--- DATASET EXCERPTS ---

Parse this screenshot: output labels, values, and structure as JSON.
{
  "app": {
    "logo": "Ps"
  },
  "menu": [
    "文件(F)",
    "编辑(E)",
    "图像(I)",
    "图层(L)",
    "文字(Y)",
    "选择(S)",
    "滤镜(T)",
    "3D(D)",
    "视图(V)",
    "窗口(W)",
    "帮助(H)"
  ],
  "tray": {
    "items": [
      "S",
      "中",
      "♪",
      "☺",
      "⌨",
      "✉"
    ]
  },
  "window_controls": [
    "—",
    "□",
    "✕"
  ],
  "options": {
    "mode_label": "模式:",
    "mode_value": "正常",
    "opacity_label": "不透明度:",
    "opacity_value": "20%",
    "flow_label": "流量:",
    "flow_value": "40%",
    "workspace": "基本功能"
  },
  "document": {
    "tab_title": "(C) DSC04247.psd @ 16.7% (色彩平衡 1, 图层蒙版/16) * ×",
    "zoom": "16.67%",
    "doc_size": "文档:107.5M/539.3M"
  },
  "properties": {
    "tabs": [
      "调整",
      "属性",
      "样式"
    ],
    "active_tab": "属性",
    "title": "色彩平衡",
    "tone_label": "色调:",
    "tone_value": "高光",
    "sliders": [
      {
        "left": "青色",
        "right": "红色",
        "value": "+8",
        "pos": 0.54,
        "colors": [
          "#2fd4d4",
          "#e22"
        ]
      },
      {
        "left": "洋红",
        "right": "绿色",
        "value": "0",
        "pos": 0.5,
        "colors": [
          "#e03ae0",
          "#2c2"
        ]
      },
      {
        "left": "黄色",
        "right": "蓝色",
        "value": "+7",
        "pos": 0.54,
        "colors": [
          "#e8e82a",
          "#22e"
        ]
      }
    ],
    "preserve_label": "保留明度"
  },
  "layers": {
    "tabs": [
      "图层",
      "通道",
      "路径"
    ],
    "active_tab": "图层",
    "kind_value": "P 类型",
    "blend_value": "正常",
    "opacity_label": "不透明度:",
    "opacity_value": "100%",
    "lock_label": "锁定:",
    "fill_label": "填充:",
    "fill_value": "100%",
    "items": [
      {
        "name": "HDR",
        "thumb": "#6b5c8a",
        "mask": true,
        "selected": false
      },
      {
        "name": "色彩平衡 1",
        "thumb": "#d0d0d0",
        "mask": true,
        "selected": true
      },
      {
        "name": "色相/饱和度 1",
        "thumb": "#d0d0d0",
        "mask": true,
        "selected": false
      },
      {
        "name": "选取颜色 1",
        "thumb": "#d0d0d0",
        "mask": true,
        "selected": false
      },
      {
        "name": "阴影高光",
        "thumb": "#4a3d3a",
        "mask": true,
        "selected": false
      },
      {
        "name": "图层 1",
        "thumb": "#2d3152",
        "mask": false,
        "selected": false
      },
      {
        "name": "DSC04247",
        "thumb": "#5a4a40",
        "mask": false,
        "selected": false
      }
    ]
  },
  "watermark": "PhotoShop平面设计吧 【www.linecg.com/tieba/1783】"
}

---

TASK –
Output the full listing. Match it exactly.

WRITTEN ANSWER –
Parse this screenshot: output labels, values, and structure as JSON.
{
  "app": {
    "logo": "Ps"
  },
  "menu": [
    "文件(F)",
    "编辑(E)",
    "图像(I)",
    "图层(L)",
    "文字(Y)",
    "选择(S)",
    "滤镜(T)",
    "3D(D)",
    "视图(V)",
    "窗口(W)",
    "帮助(H)"
  ],
  "tray": {
    "items": [
      "S",
      "中",
      "♪",
      "☺",
      "⌨",
      "✉"
    ]
  },
  "window_controls": [
    "—",
    "□",
    "✕"
  ],
  "options": {
    "mode_label": "模式:",
    "mode_value": "正常",
    "opacity_label": "不透明度:",
    "opacity_value": "20%",
    "flow_label": "流量:",
    "flow_value": "40%",
    "workspace": "基本功能"
  },
  "document": {
    "tab_title": "(C) DSC04247.psd @ 16.7% (色彩平衡 1, 图层蒙版/16) * ×",
    "zoom": "16.67%",
    "doc_size": "文档:107.5M/539.3M"
  },
  "properties": {
    "tabs": [
      "调整",
      "属性",
      "样式"
    ],
    "active_tab": "属性",
    "title": "色彩平衡",
    "tone_label": "色调:",
    "tone_value": "高光",
    "sliders": [
      {
        "left": "青色",
        "right": "红色",
        "value": "+8",
        "pos": 0.54,
        "colors": [
          "#2fd4d4",
          "#e22"
        ]
      },
      {
        "left": "洋红",
        "right": "绿色",
        "value": "0",
        "pos": 0.5,
        "colors": [
          "#e03ae0",
          "#2c2"
        ]
      },
      {
        "left": "黄色",
        "right": "蓝色",
        "value": "+7",
        "pos": 0.54,
        "colors": [
          "#e8e82a",
          "#22e"
        ]
      }
    ],
    "preserve_label": "保留明度"
  },
  "layers": {
    "tabs": [
      "图层",
      "通道",
      "路径"
    ],
    "active_tab": "图层",
    "kind_value": "P 类型",
    "blend_value": "正常",
    "opacity_label": "不透明度:",
    "opacity_value": "100%",
    "lock_label": "锁定:",
    "fill_label": "填充:",
    "fill_value": "100%",
    "items": [
      {
        "name": "HDR",
        "thumb": "#6b5c8a",
        "mask": true,
        "selected": false
      },
      {
        "name": "色彩平衡 1",
        "thumb": "#d0d0d0",
        "mask": true,
        "selected": true
      },
      {
        "name": "色相/饱和度 1",
        "thumb": "#d0d0d0",
        "mask": true,
        "selected": false
      },
      {
        "name": "选取颜色 1",
        "thumb": "#d0d0d0",
        "mask": true,
        "selected": false
      },
      {
        "name": "阴影高光",
        "thumb": "#4a3d3a",
        "mask": true,
        "selected": false
      },
      {
        "name": "图层 1",
        "thumb": "#2d3152",
        "mask": false,
        "selected": false
      },
      {
        "name": "DSC04247",
        "thumb": "#5a4a40",
        "mask": false,
        "selected": false
      }
    ]
  },
  "watermark": "PhotoShop平面设计吧 【www.linecg.com/tieba/1783】"
}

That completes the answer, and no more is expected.